[Items from a data source]
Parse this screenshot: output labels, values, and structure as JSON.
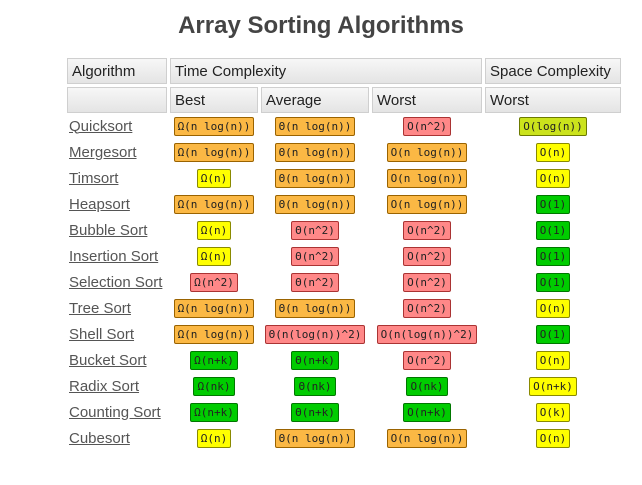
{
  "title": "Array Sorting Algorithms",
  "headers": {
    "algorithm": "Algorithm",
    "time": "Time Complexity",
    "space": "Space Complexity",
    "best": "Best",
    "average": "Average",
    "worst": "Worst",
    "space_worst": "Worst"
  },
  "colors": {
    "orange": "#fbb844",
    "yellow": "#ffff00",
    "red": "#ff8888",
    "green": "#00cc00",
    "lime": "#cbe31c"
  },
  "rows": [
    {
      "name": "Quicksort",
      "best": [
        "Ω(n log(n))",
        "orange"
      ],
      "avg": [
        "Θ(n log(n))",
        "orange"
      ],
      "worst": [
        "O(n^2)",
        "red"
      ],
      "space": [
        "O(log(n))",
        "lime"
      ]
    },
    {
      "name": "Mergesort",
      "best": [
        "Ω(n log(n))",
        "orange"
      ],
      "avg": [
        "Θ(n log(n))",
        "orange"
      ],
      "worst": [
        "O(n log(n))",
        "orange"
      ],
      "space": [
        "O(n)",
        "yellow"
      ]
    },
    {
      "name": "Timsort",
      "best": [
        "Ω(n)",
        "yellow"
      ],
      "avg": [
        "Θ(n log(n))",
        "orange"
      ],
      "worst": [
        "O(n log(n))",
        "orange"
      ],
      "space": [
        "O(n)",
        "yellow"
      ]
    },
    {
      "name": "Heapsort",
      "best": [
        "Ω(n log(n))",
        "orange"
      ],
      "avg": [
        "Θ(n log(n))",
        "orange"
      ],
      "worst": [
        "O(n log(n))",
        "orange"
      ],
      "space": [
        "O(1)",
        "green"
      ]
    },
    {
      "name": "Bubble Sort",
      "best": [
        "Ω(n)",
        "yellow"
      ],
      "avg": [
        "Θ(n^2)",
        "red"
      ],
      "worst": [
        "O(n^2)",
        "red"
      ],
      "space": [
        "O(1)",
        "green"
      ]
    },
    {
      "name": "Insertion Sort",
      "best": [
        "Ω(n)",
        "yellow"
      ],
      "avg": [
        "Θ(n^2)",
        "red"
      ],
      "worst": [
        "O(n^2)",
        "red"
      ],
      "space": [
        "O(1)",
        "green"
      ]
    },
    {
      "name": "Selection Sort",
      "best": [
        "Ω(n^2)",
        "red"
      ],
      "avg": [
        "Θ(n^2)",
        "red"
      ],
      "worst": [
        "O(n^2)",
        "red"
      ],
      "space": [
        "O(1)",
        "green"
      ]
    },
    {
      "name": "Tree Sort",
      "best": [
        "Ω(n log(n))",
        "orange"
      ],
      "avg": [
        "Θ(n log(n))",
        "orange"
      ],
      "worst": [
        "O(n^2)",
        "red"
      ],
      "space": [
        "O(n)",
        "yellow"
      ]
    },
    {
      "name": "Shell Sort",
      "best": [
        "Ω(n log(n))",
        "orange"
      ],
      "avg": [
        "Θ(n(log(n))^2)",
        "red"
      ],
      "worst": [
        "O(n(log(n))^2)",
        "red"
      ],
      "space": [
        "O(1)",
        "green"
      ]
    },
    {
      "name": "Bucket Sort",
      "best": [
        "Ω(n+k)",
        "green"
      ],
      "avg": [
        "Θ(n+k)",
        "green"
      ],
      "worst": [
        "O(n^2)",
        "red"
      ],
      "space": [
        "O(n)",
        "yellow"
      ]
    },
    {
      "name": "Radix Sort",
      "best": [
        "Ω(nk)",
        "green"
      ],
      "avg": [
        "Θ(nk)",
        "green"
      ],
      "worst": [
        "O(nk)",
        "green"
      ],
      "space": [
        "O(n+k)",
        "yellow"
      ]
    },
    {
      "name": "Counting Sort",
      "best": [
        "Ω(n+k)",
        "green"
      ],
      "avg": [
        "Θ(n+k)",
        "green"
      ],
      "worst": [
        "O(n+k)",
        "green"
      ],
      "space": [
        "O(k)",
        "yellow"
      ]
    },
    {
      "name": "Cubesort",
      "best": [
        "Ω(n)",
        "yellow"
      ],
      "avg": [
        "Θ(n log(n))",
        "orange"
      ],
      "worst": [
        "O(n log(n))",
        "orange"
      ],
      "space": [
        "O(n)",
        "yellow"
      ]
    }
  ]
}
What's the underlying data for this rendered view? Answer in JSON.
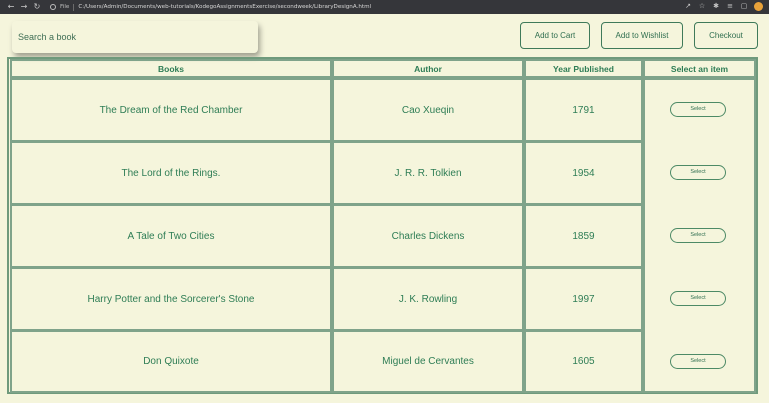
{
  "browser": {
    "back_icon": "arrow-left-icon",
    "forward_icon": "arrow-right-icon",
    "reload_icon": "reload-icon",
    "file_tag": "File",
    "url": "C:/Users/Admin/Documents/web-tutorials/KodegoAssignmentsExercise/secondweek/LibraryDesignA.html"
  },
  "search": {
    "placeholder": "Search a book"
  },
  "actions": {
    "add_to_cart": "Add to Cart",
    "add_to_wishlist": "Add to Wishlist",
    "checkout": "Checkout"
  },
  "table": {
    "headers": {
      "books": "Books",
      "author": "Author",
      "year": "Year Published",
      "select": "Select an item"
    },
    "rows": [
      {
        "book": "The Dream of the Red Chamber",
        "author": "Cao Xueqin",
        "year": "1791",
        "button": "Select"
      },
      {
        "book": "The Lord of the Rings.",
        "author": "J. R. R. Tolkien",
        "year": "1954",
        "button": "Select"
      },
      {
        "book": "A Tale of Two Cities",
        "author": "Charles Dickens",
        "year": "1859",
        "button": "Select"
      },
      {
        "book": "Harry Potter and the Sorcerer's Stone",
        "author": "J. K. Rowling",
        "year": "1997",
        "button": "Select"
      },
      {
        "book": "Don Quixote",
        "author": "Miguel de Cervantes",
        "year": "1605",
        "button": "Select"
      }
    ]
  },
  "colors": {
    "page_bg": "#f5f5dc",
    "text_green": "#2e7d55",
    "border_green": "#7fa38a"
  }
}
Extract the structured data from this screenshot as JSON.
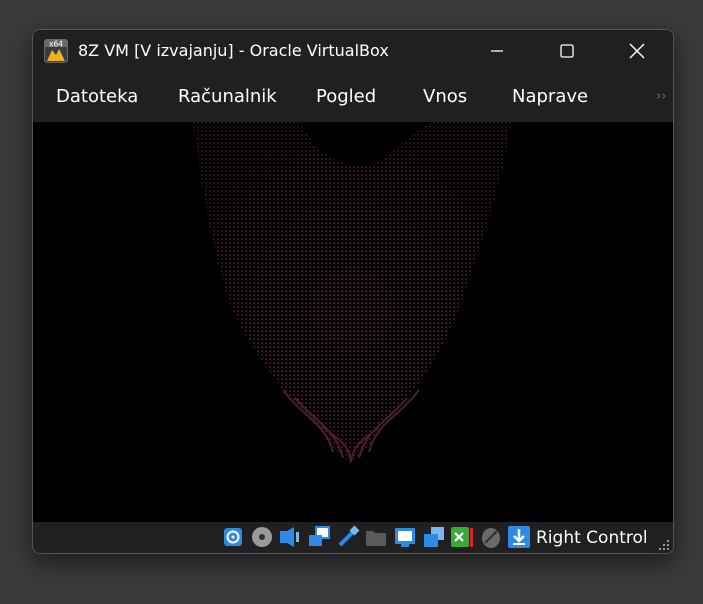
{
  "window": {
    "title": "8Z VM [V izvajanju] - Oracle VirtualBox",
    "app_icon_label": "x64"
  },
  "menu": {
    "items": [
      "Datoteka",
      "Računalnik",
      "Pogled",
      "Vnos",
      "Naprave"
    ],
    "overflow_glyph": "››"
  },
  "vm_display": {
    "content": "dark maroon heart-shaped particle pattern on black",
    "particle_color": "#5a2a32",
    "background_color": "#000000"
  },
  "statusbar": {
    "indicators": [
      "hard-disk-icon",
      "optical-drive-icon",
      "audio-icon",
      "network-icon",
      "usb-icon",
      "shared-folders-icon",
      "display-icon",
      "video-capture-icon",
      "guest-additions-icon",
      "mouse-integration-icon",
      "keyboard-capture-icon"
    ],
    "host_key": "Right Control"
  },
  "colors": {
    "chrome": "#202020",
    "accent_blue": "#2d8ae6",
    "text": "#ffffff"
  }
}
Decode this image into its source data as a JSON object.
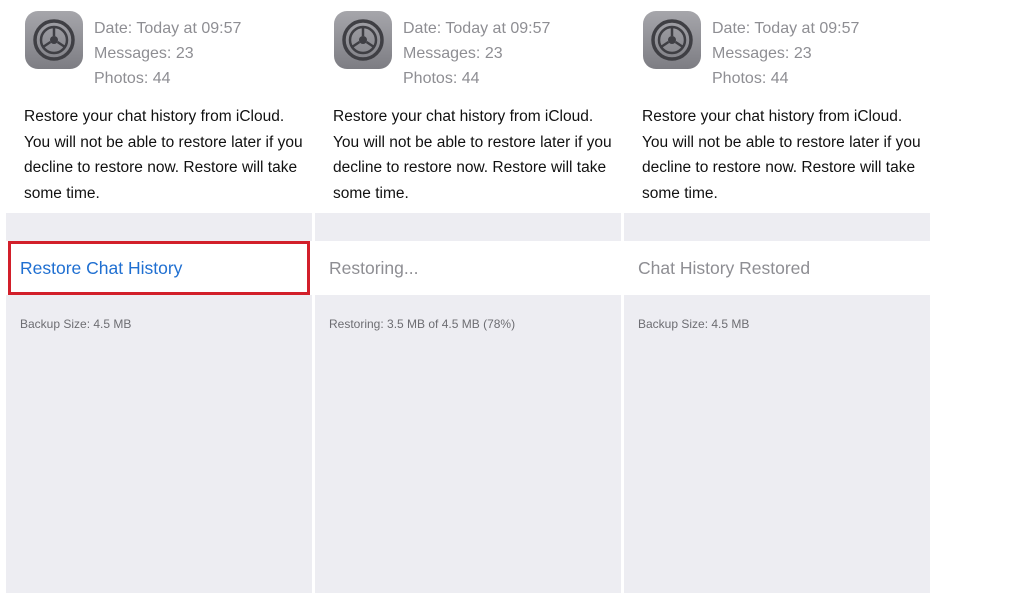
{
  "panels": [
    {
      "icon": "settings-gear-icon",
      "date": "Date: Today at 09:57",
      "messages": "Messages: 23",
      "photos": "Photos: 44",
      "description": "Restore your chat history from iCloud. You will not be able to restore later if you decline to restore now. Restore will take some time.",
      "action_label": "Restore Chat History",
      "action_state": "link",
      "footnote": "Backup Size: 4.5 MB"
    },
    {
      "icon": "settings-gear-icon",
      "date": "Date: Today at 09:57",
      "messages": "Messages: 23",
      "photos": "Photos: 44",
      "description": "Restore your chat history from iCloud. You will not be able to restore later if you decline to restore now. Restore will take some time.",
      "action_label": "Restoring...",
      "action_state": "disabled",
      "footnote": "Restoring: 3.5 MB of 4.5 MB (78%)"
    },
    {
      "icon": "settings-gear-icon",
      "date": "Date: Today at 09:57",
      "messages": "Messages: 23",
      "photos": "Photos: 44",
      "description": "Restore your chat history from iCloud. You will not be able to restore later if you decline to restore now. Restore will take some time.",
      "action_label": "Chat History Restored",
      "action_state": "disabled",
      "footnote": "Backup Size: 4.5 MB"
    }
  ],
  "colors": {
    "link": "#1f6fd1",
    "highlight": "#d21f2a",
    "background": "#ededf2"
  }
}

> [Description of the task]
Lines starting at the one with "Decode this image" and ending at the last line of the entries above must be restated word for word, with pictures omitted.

> [Solved exercise]
Decode this image into its source data as a JSON object.
{
  "panels": [
    {
      "icon": "settings-gear-icon",
      "date": "Date: Today at 09:57",
      "messages": "Messages: 23",
      "photos": "Photos: 44",
      "description": "Restore your chat history from iCloud. You will not be able to restore later if you decline to restore now. Restore will take some time.",
      "action_label": "Restore Chat History",
      "action_state": "link",
      "footnote": "Backup Size: 4.5 MB"
    },
    {
      "icon": "settings-gear-icon",
      "date": "Date: Today at 09:57",
      "messages": "Messages: 23",
      "photos": "Photos: 44",
      "description": "Restore your chat history from iCloud. You will not be able to restore later if you decline to restore now. Restore will take some time.",
      "action_label": "Restoring...",
      "action_state": "disabled",
      "footnote": "Restoring: 3.5 MB of 4.5 MB (78%)"
    },
    {
      "icon": "settings-gear-icon",
      "date": "Date: Today at 09:57",
      "messages": "Messages: 23",
      "photos": "Photos: 44",
      "description": "Restore your chat history from iCloud. You will not be able to restore later if you decline to restore now. Restore will take some time.",
      "action_label": "Chat History Restored",
      "action_state": "disabled",
      "footnote": "Backup Size: 4.5 MB"
    }
  ],
  "colors": {
    "link": "#1f6fd1",
    "highlight": "#d21f2a",
    "background": "#ededf2"
  }
}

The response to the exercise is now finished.